While financial stability is essential, there are other significant consequences related to AI. One such consequence is the potential for AI models to be used for spreading misinformation. Finding practical solutions to these challenges becomes more difficult without a coordinated global corporate response.


A more coordinated approach is necessary to regulate AI on a global scale, taking into account the geopolitical implications involved. There is no clear path for how this technology will be regulated globally. Global leaders must collaborate and establish frameworks that ensure AI’s responsible and ethical use while fostering innovation and sustainability. Implementing a responsible AI program is critical to achieving AI compliance.
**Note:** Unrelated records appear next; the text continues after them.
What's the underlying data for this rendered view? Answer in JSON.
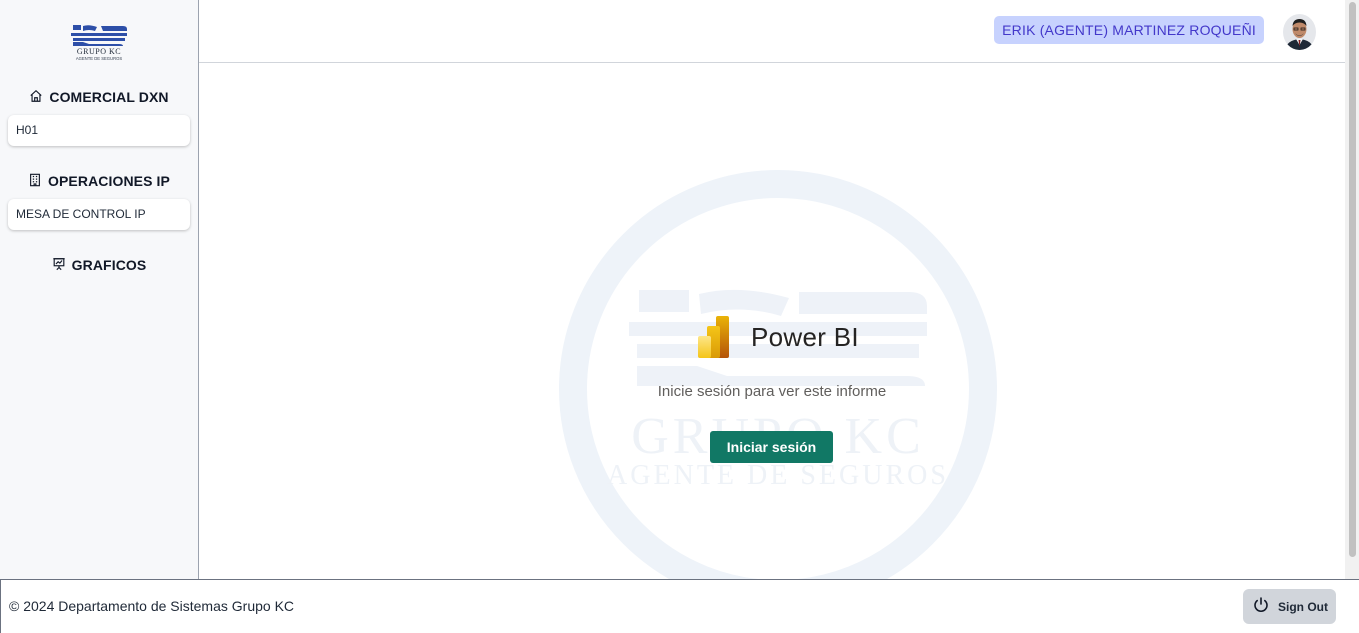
{
  "sidebar": {
    "logo": {
      "line1": "GRUPO KC",
      "line2": "AGENTE DE SEGUROS",
      "accent": "#1e40af"
    },
    "sections": [
      {
        "label": "COMERCIAL DXN",
        "icon": "home-icon",
        "items": [
          "H01"
        ]
      },
      {
        "label": "OPERACIONES IP",
        "icon": "building-icon",
        "items": [
          "MESA DE CONTROL IP"
        ]
      },
      {
        "label": "GRAFICOS",
        "icon": "presentation-chart-icon",
        "items": []
      }
    ]
  },
  "header": {
    "user_name": "ERIK (AGENTE) MARTINEZ ROQUEÑI",
    "badge_bg": "#c7d2fe",
    "badge_color": "#4338ca"
  },
  "main": {
    "powerbi": {
      "title": "Power BI",
      "subtitle": "Inicie sesión para ver este informe",
      "button_label": "Iniciar sesión",
      "button_color": "#117865"
    },
    "watermark": {
      "line1": "GRUPO KC",
      "line2": "AGENTE DE SEGUROS"
    }
  },
  "footer": {
    "copyright": "© 2024 Departamento de Sistemas Grupo KC",
    "signout_label": "Sign Out"
  }
}
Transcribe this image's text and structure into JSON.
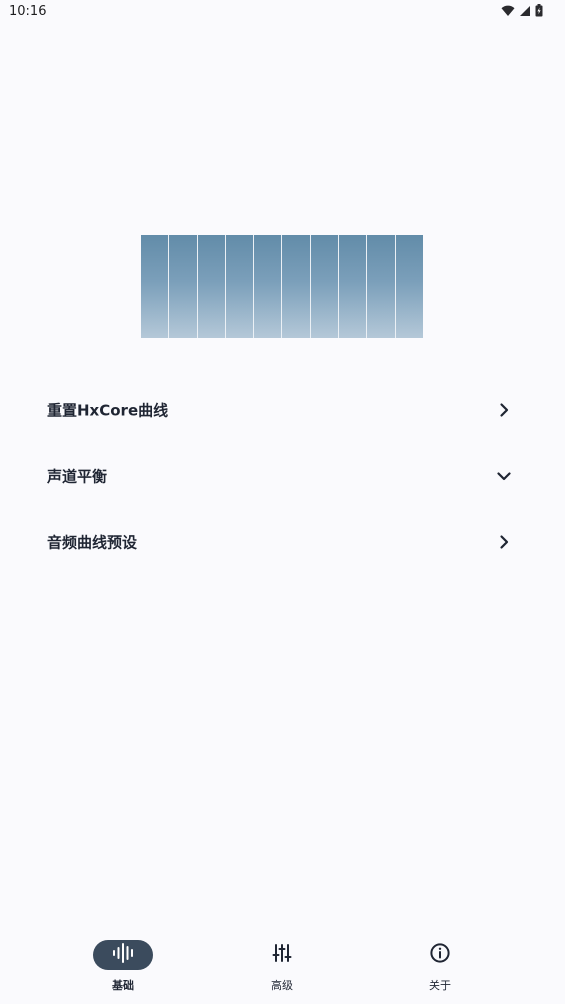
{
  "status_bar": {
    "time": "10:16",
    "icons": [
      "wifi-icon",
      "signal-icon",
      "battery-icon"
    ]
  },
  "equalizer_visual": {
    "band_count": 10,
    "gradient_colors": [
      "#628ca9",
      "#b4c8d8"
    ]
  },
  "menu": {
    "items": [
      {
        "label": "重置HxCore曲线",
        "chevron": "chevron-right-icon"
      },
      {
        "label": "声道平衡",
        "chevron": "chevron-down-icon"
      },
      {
        "label": "音频曲线预设",
        "chevron": "chevron-right-icon"
      }
    ]
  },
  "bottom_nav": {
    "active_index": 0,
    "active_color": "#3b4b5d",
    "items": [
      {
        "label": "基础",
        "icon": "waveform-icon"
      },
      {
        "label": "高级",
        "icon": "sliders-icon"
      },
      {
        "label": "关于",
        "icon": "info-icon"
      }
    ]
  }
}
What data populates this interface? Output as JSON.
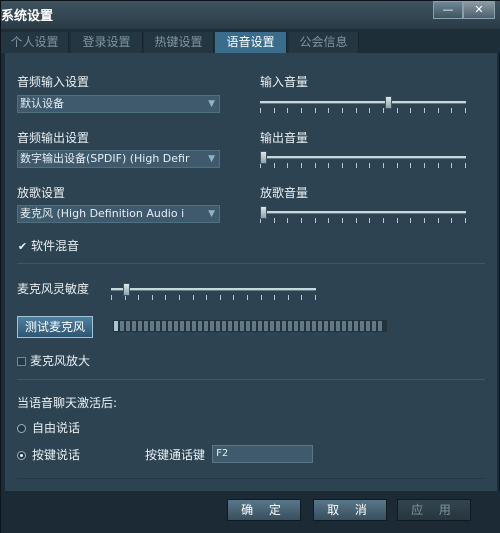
{
  "window": {
    "title": "系统设置",
    "minimize_glyph": "—",
    "close_glyph": "✕"
  },
  "tabs": [
    {
      "label": "个人设置",
      "active": false
    },
    {
      "label": "登录设置",
      "active": false
    },
    {
      "label": "热键设置",
      "active": false
    },
    {
      "label": "语音设置",
      "active": true
    },
    {
      "label": "公会信息",
      "active": false
    }
  ],
  "audio": {
    "input_label": "音频输入设置",
    "input_device": "默认设备",
    "output_label": "音频输出设置",
    "output_device": "数字输出设备(SPDIF) (High Defir",
    "playback_label": "放歌设置",
    "playback_device": "麦克风 (High Definition Audio i",
    "input_volume_label": "输入音量",
    "input_volume_level": 0.63,
    "output_volume_label": "输出音量",
    "output_volume_level": 0.0,
    "playback_volume_label": "放歌音量",
    "playback_volume_level": 0.0,
    "software_mix_label": "软件混音",
    "software_mix_checked": true
  },
  "mic": {
    "sensitivity_label": "麦克风灵敏度",
    "sensitivity_level": 0.06,
    "test_button": "测试麦克风",
    "meter_level": 0.02,
    "boost_label": "麦克风放大",
    "boost_checked": false
  },
  "voice_chat": {
    "heading": "当语音聊天激活后:",
    "free_talk_label": "自由说话",
    "push_to_talk_label": "按键说话",
    "push_to_talk_selected": true,
    "hotkey_label": "按键通话键",
    "hotkey_value": "F2"
  },
  "footer": {
    "ok": "确 定",
    "cancel": "取 消",
    "apply": "应 用"
  },
  "colors": {
    "accent": "#3a6d8c",
    "background": "#2d4352"
  }
}
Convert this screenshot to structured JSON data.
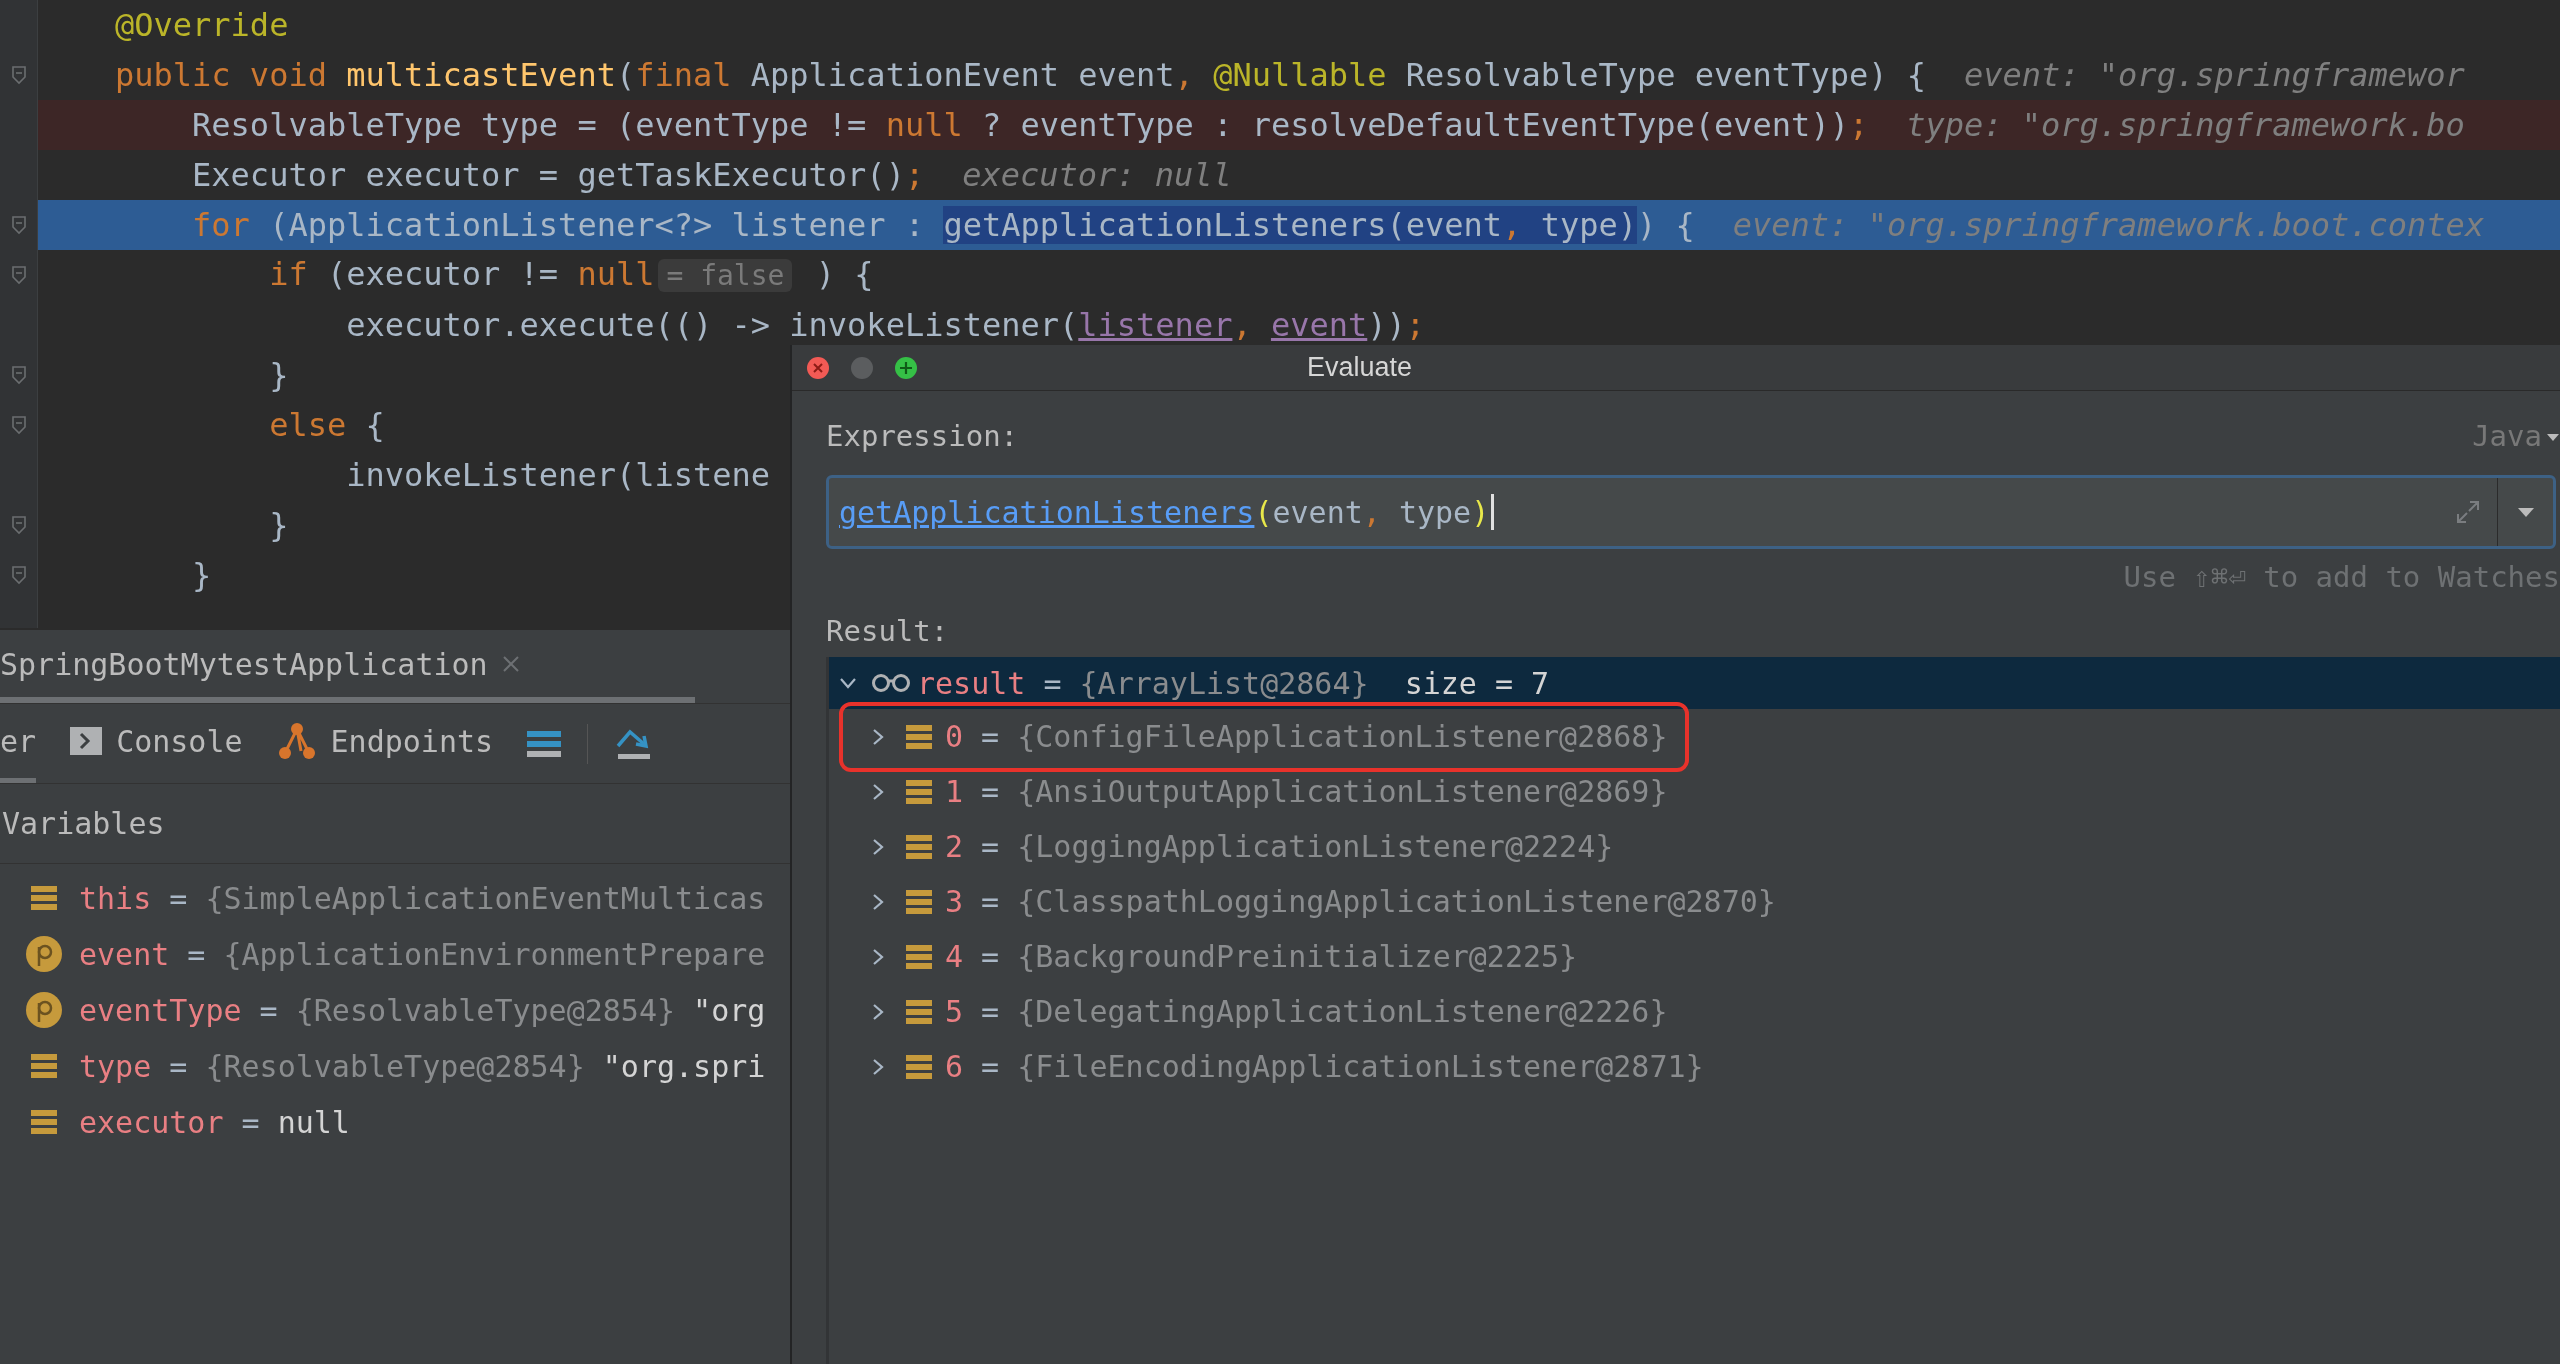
{
  "editor": {
    "lines": [
      {
        "highlighted": false,
        "current": false,
        "fold": false,
        "tokens": [
          {
            "kind": "annotation",
            "text": "@Override"
          }
        ]
      },
      {
        "highlighted": false,
        "current": false,
        "fold": true,
        "tokens": [
          {
            "kind": "kw",
            "text": "public void "
          },
          {
            "kind": "method",
            "text": "multicastEvent"
          },
          {
            "kind": "plain",
            "text": "("
          },
          {
            "kind": "kw",
            "text": "final "
          },
          {
            "kind": "plain",
            "text": "ApplicationEvent event"
          },
          {
            "kind": "kw",
            "text": ", "
          },
          {
            "kind": "annotation",
            "text": "@Nullable"
          },
          {
            "kind": "plain",
            "text": " ResolvableType eventType) {"
          },
          {
            "kind": "hint",
            "text": "event: \"org.springframewor"
          }
        ]
      },
      {
        "highlighted": true,
        "current": false,
        "fold": false,
        "tokens": [
          {
            "kind": "plain",
            "text": "    ResolvableType type = (eventType != "
          },
          {
            "kind": "kw",
            "text": "null"
          },
          {
            "kind": "plain",
            "text": " ? eventType : resolveDefaultEventType(event))"
          },
          {
            "kind": "kw",
            "text": ";"
          },
          {
            "kind": "hint",
            "text": "type: \"org.springframework.bo"
          }
        ]
      },
      {
        "highlighted": false,
        "current": false,
        "fold": false,
        "tokens": [
          {
            "kind": "plain",
            "text": "    Executor executor = getTaskExecutor()"
          },
          {
            "kind": "kw",
            "text": ";"
          },
          {
            "kind": "hint",
            "text": "executor: null"
          }
        ]
      },
      {
        "highlighted": false,
        "current": true,
        "fold": true,
        "tokens": [
          {
            "kind": "kw",
            "text": "    for"
          },
          {
            "kind": "plain",
            "text": " (ApplicationListener<?> listener : "
          },
          {
            "kind": "selected",
            "text": "getApplicationListeners(event"
          },
          {
            "kind": "selected-kw",
            "text": ", "
          },
          {
            "kind": "selected",
            "text": "type)"
          },
          {
            "kind": "plain",
            "text": ") {"
          },
          {
            "kind": "hint",
            "text": "event: \"org.springframework.boot.contex"
          }
        ]
      },
      {
        "highlighted": false,
        "current": false,
        "fold": true,
        "tokens": [
          {
            "kind": "kw",
            "text": "        if"
          },
          {
            "kind": "plain",
            "text": " (executor != "
          },
          {
            "kind": "kw",
            "text": "null"
          },
          {
            "kind": "inline-hint",
            "text": "= false"
          },
          {
            "kind": "plain",
            "text": " ) {"
          }
        ]
      },
      {
        "highlighted": false,
        "current": false,
        "fold": false,
        "tokens": [
          {
            "kind": "plain",
            "text": "            executor.execute(() -> invokeListener("
          },
          {
            "kind": "param",
            "text": "listener"
          },
          {
            "kind": "kw",
            "text": ", "
          },
          {
            "kind": "param",
            "text": "event"
          },
          {
            "kind": "plain",
            "text": "))"
          },
          {
            "kind": "kw",
            "text": ";"
          }
        ]
      },
      {
        "highlighted": false,
        "current": false,
        "fold": true,
        "tokens": [
          {
            "kind": "plain",
            "text": "        }"
          }
        ]
      },
      {
        "highlighted": false,
        "current": false,
        "fold": true,
        "tokens": [
          {
            "kind": "kw",
            "text": "        else"
          },
          {
            "kind": "plain",
            "text": " {"
          }
        ]
      },
      {
        "highlighted": false,
        "current": false,
        "fold": false,
        "tokens": [
          {
            "kind": "plain",
            "text": "            invokeListener(listene"
          }
        ]
      },
      {
        "highlighted": false,
        "current": false,
        "fold": true,
        "tokens": [
          {
            "kind": "plain",
            "text": "        }"
          }
        ]
      },
      {
        "highlighted": false,
        "current": false,
        "fold": true,
        "tokens": [
          {
            "kind": "plain",
            "text": "    }"
          }
        ]
      }
    ]
  },
  "debug_panel": {
    "session_tab": {
      "label": "SpringBootMytestApplication"
    },
    "toolbar_tabs": [
      {
        "kind": "plain",
        "label": "er",
        "selected": true
      },
      {
        "kind": "console",
        "label": "Console",
        "selected": false
      },
      {
        "kind": "endpoints",
        "label": "Endpoints",
        "selected": false
      }
    ],
    "variables_header": "Variables",
    "variables": [
      {
        "kind": "field",
        "name": "this",
        "sep": "=",
        "value": "{SimpleApplicationEventMulticas"
      },
      {
        "kind": "param",
        "name": "event",
        "sep": "=",
        "value": "{ApplicationEnvironmentPrepare"
      },
      {
        "kind": "param",
        "name": "eventType",
        "sep": "=",
        "value": "{ResolvableType@2854}",
        "string": "\"org"
      },
      {
        "kind": "field",
        "name": "type",
        "sep": "=",
        "value": "{ResolvableType@2854}",
        "string": "\"org.spri"
      },
      {
        "kind": "field",
        "name": "executor",
        "sep": "=",
        "string": "null"
      }
    ]
  },
  "dialog": {
    "title": "Evaluate",
    "expression_label": "Expression:",
    "language": "Java",
    "expression": [
      {
        "kind": "link",
        "text": "getApplicationListeners"
      },
      {
        "kind": "paren",
        "text": "("
      },
      {
        "kind": "plain",
        "text": "event"
      },
      {
        "kind": "kw",
        "text": ", "
      },
      {
        "kind": "plain",
        "text": "type"
      },
      {
        "kind": "paren",
        "text": ")"
      }
    ],
    "hint": "Use ⇧⌘⏎ to add to Watches",
    "result_label": "Result:",
    "result": {
      "name": "result",
      "sep": "=",
      "value": "{ArrayList@2864}",
      "size": "size = 7",
      "expanded": true,
      "selected": true,
      "children": [
        {
          "index": "0",
          "sep": "=",
          "value": "{ConfigFileApplicationListener@2868}",
          "expanded": false,
          "selected": false,
          "boxed": true
        },
        {
          "index": "1",
          "sep": "=",
          "value": "{AnsiOutputApplicationListener@2869}",
          "expanded": false,
          "selected": false,
          "boxed": false
        },
        {
          "index": "2",
          "sep": "=",
          "value": "{LoggingApplicationListener@2224}",
          "expanded": false,
          "selected": false,
          "boxed": false
        },
        {
          "index": "3",
          "sep": "=",
          "value": "{ClasspathLoggingApplicationListener@2870}",
          "expanded": false,
          "selected": false,
          "boxed": false
        },
        {
          "index": "4",
          "sep": "=",
          "value": "{BackgroundPreinitializer@2225}",
          "expanded": false,
          "selected": false,
          "boxed": false
        },
        {
          "index": "5",
          "sep": "=",
          "value": "{DelegatingApplicationListener@2226}",
          "expanded": false,
          "selected": false,
          "boxed": false
        },
        {
          "index": "6",
          "sep": "=",
          "value": "{FileEncodingApplicationListener@2871}",
          "expanded": false,
          "selected": false,
          "boxed": false
        }
      ]
    }
  }
}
The Artificial Intelligence Governance Code by The Corporate Governance Institute is a comprehensive framework for AI technologies’ ethical and accountable development. Addressing concerns such as bias, privacy, and societal impact, the code emphasises the importance of sustainability, transparency, accountability, and risk management throughout the AI lifecycle. The AI Code will harness AI’s potential and comply with emerging regulations through a robust AI governance codex. We recommend that you do not rush, as reaching high AI maturity will take 2-3 years, highlighting the urgency to start now to build customer trust while mitigating risks. Here are some steps to consider:

  1. Risk Management:

Create a framework to identify high-risk AI applications for enhanced scrutiny. Employ thorough risk management measures at every advanced AI system development stage, from inception to deployment, to identify, assess, and mitigate potential risks.

  1. Transparency:

Ensure transparency in AI systems, with developers providing clear explanations of system operations and data usage, including disclosure of any biases or limitations.

  1. Accountability:

Develop principles, policies, and guardrails governing AI use that align with the organisation’s mission and values. Hold developers and organisations accountable for AI system decisions, establish mechanisms to address the harm caused, and provide avenues for recourse and redress.

  1. Privacy and Data Protection:

Uphold user privacy and adhere to data protection laws, obtaining informed consent for data collection and ensuring secure storage and processing of personal data.

  1. Fairness and Bias:

Integrate AI governance into existing corporate structures to ensure apparent decision-making authority. Design and train AI systems to be fair and unbiased, actively mitigating biases in training data to prevent discrimination based on protected characteristics.

  1. Human Oversight:

Establish a senior leaders committee to oversee AI development and implementation that includes human oversight and control for AI systems, allowing intervention, override, or modification of decisions, especially in critical domains like healthcare, finance, and criminal justice.

  1. Safety and Security:

Prioritise safety and security in AI system design, implementing measures to prevent malicious use, protect against cyber threats, and ensure robustness and reliability.

  1. Social Impact:

Consider and minimise the societal impact of AI systems, addressing issues such as job displacement, economic inequality, and the potential amplification of social biases.

  1. Early Identification of Vulnerabilities:

Actively monitor AI systems for vulnerabilities and emerging risks post-deployment, taking appropriate action to address issues and encouraging third-party and user reporting.

  1. Responsible Information Sharing:

Engage in responsible information sharing and incident reporting among organisations developing advanced AI systems, collaborating with industry, governments, civil society, and academia to enhance AI safety and security.

Monitor high-profile litigation cases related to AI to prepare for evolving legal issues. Building a comprehensive RAI program takes time, but it’s a journey worth it as it can drive value and growth. Contact us for an in-house onsite or online workshop.